Leptorhabdium caucasicum, a Caucasian / Transcaucasian species, has been described from "Caucasus" as Psilorhabdium caucasicum by Gustav Kraatz in 1879 [▽].
Larvae of this interesting and not common bettle develop in rotting wood of thick trunks of various deciduous trees lying under the forest canopy, often together with larvae of a related species Xylosteus caucasicola.
Pupation and hatching in wood in late summer - early autumn (overwinters as adult), life cycle at least 2 years. Adults, active from April to July, at dusk visit the blossoming trees and shrubs (e.g. Cornus,
Crataegus, Acer). Beetles can be found occasionally in large numbers, with males significantly predominating over females.
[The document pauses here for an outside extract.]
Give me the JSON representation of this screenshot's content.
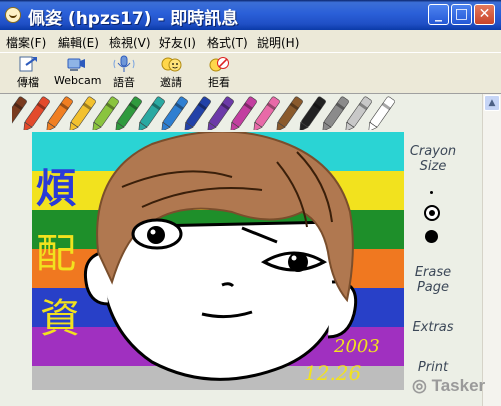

Adults are sometimes attracted by the light [✧].
|Body length:||♂♂ 10 - 13 mm / ♀♀ 11.5 - 18 mm |
|Life cycle:||2 - 3 years|
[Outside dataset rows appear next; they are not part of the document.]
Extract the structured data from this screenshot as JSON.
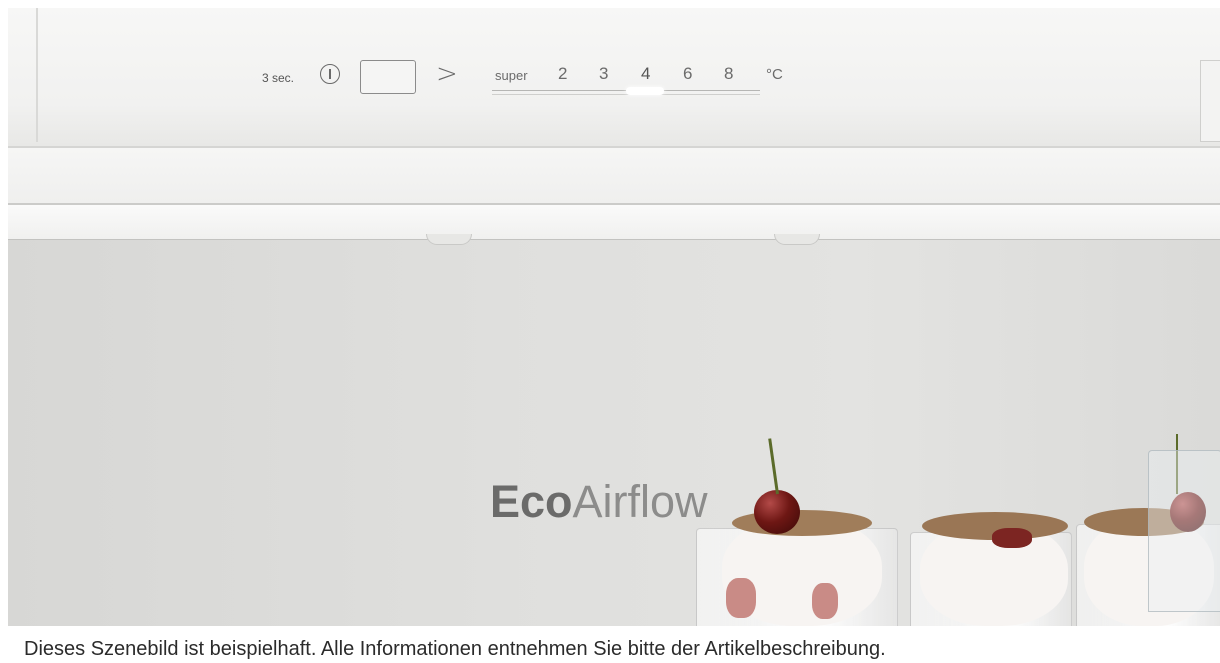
{
  "control_panel": {
    "hold_label": "3 sec.",
    "power_icon": "power-icon",
    "arrow": ">",
    "temperature_options": [
      "super",
      "2",
      "3",
      "4",
      "6",
      "8"
    ],
    "unit": "°C",
    "selected_temperature": "4"
  },
  "scene": {
    "brand_bold": "Eco",
    "brand_light": "Airflow"
  },
  "caption": "Dieses Szenebild ist beispielhaft. Alle Informationen entnehmen Sie bitte der Artikelbeschreibung.",
  "colors": {
    "panel": "#f3f3f2",
    "background": "#dedede",
    "caption_text": "#2b2b2b",
    "cherry": "#6e1714"
  }
}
|Adults in:||April - July|
|Host plant:||polyphagous in decidudous trees (Carpinus, Fagus, Quercus, Acer, etc.)|
|Distribution:||Russia (Caucasus), Armenia, Azerbaijan, Georgia, Turkey|
The depicted living beetles were collected on blossoming hawthorn (Crataegus sp.) in Norio (ნორიო) environs (Kvemo Kartli region, Georgia) in May 2016.
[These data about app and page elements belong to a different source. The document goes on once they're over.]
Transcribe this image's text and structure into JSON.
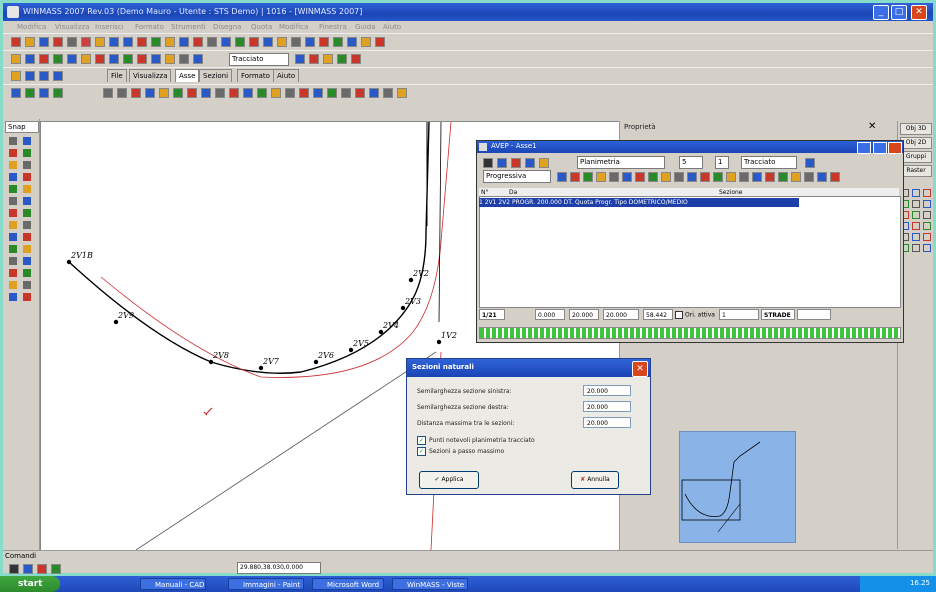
{
  "window": {
    "title": "WINMASS 2007 Rev.03 (Demo Mauro - Utente : STS Demo) | 1016 - [WINMASS 2007]",
    "min": "_",
    "max": "□",
    "close": "✕"
  },
  "menu": [
    "Modifica",
    "Visualizza",
    "Inserisci",
    "Formato",
    "Strumenti",
    "Disegna",
    "Quota",
    "Modifica",
    "Finestra",
    "Guida",
    "Aiuto"
  ],
  "toolbar": {
    "layer_combo": "Tracciato",
    "tabs": [
      "File",
      "Visualizza",
      "Asse",
      "Sezioni",
      "Formato",
      "Aiuto"
    ],
    "active_tab": "Asse"
  },
  "left_panel": {
    "header": "Snap"
  },
  "drawing": {
    "vertices": [
      {
        "label": "2V1B"
      },
      {
        "label": "2V9"
      },
      {
        "label": "2V8"
      },
      {
        "label": "2V7"
      },
      {
        "label": "2V6"
      },
      {
        "label": "2V5"
      },
      {
        "label": "2V4"
      },
      {
        "label": "2V3"
      },
      {
        "label": "2V2"
      },
      {
        "label": "1V2"
      }
    ]
  },
  "right_panel": {
    "header": "Proprietà",
    "close": "✕"
  },
  "far_right": {
    "buttons": [
      "Obj 3D",
      "Obj 2D",
      "Gruppi",
      "Raster"
    ]
  },
  "grid_window": {
    "title": "AVEP - Asse1",
    "combo_planimetria": "Planimetria",
    "combo_progressive": "Progressiva",
    "combo_val_a": "5",
    "combo_val_b": "1",
    "combo_type": "Tracciato",
    "col_headers": [
      "N°",
      "Da",
      "Sezione"
    ],
    "selected_row": "1  2V1   2V2   PROGR.  200.000   DT.  Quota  Progr.  Tipo  DOMETRICO/MEDIO",
    "row_count_label": "1/21",
    "footer_fields": [
      "0.000",
      "20.000",
      "20.000",
      "58.442"
    ],
    "checkbox_label": "Ori. attiva",
    "footer_field_last": "1",
    "status_field": "STRADE",
    "progress": 100
  },
  "dialog": {
    "title": "Sezioni naturali",
    "fields": [
      {
        "label": "Semilarghezza sezione sinistra:",
        "value": "20.000"
      },
      {
        "label": "Semilarghezza sezione destra:",
        "value": "20.000"
      },
      {
        "label": "Distanza massima tra le sezioni:",
        "value": "20.000"
      }
    ],
    "checkboxes": [
      {
        "label": "Punti notevoli planimetria tracciato",
        "checked": true
      },
      {
        "label": "Sezioni a passo massimo",
        "checked": true
      }
    ],
    "apply": "Applica",
    "cancel": "Annulla"
  },
  "command": {
    "label": "Comandi",
    "status_combo": "29.880,38.030,0.000"
  },
  "taskbar": {
    "start": "start",
    "tasks": [
      "Manuali - CAD",
      "Immagini - Paint",
      "Microsoft Word",
      "WinMASS - Viste"
    ],
    "clock": "16.25"
  },
  "colors": {
    "titlebar": "#1c46b6",
    "canvas": "#ffffff",
    "chrome": "#d4d0c8",
    "preview_bg": "#8ab4e8",
    "dialog_close": "#d8461c"
  }
}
Collected by Petr Jelínek
Ueber die mit der Bockkäfer-Gattung Xylosteus verwandten, zum Theil neuen Genera.
Deutsche entomologische Zeitschrift, Berlin 23 (1): 118, 1879.
Longicorn beetles (Coleoptera, Cerambycoidea) of Russia and adjacent countries. Part 1.
Moscow: Higher School Consulting 1: 522pp [pages 67-68], 2014.